Dataset extract
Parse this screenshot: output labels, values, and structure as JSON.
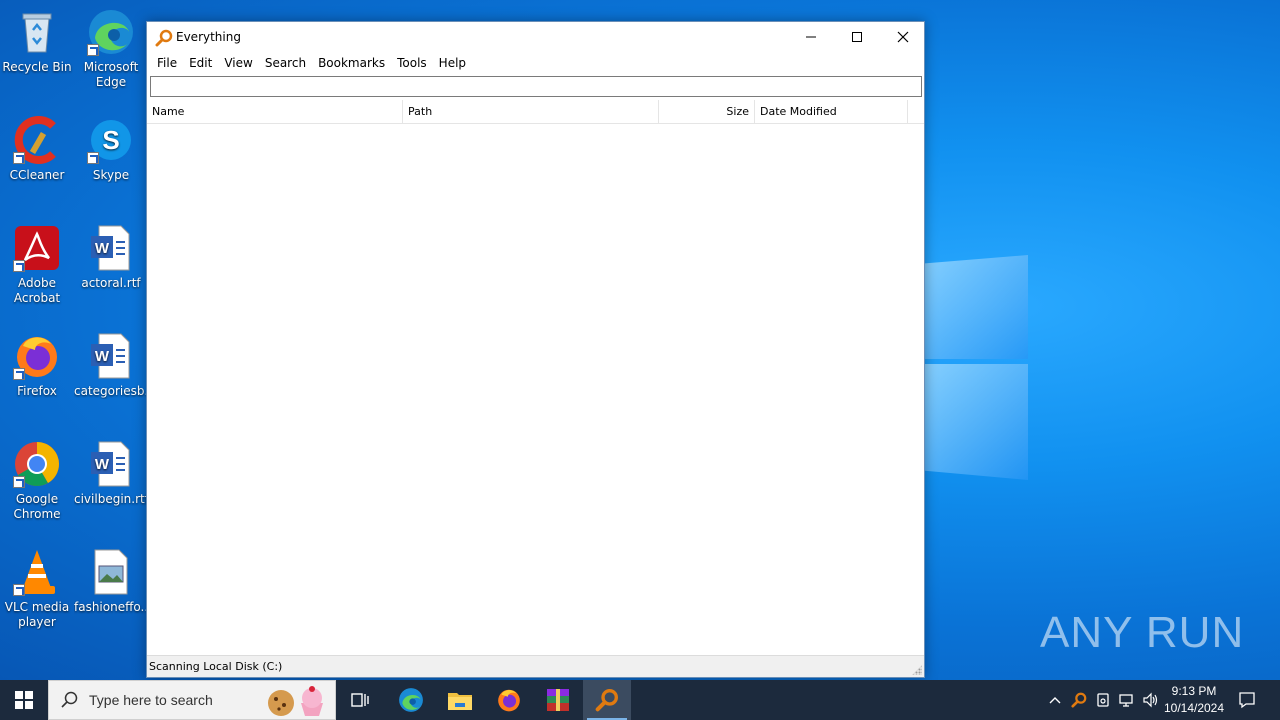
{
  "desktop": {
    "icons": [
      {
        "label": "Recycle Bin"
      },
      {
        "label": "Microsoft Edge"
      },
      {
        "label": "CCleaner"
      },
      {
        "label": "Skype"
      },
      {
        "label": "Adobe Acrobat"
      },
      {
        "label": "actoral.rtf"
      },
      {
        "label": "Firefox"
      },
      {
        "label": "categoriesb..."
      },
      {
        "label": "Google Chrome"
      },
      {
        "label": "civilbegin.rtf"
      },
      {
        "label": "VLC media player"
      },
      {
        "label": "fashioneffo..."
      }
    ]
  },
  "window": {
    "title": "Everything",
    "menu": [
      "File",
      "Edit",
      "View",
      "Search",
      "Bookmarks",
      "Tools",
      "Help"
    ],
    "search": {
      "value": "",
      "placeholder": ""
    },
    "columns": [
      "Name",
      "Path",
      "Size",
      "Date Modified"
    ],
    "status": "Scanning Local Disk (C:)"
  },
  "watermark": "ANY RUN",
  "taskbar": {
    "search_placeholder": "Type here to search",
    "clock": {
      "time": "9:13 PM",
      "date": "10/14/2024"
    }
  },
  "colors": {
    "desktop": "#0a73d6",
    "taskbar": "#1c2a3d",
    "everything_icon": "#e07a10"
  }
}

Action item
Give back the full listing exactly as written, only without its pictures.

Exercise answer
Parse this screenshot: output labels, values, and structure as JSON.
{
  "desktop": {
    "icons": [
      {
        "label": "Recycle Bin"
      },
      {
        "label": "Microsoft Edge"
      },
      {
        "label": "CCleaner"
      },
      {
        "label": "Skype"
      },
      {
        "label": "Adobe Acrobat"
      },
      {
        "label": "actoral.rtf"
      },
      {
        "label": "Firefox"
      },
      {
        "label": "categoriesb..."
      },
      {
        "label": "Google Chrome"
      },
      {
        "label": "civilbegin.rtf"
      },
      {
        "label": "VLC media player"
      },
      {
        "label": "fashioneffo..."
      }
    ]
  },
  "window": {
    "title": "Everything",
    "menu": [
      "File",
      "Edit",
      "View",
      "Search",
      "Bookmarks",
      "Tools",
      "Help"
    ],
    "search": {
      "value": "",
      "placeholder": ""
    },
    "columns": [
      "Name",
      "Path",
      "Size",
      "Date Modified"
    ],
    "status": "Scanning Local Disk (C:)"
  },
  "watermark": "ANY RUN",
  "taskbar": {
    "search_placeholder": "Type here to search",
    "clock": {
      "time": "9:13 PM",
      "date": "10/14/2024"
    }
  },
  "colors": {
    "desktop": "#0a73d6",
    "taskbar": "#1c2a3d",
    "everything_icon": "#e07a10"
  }
}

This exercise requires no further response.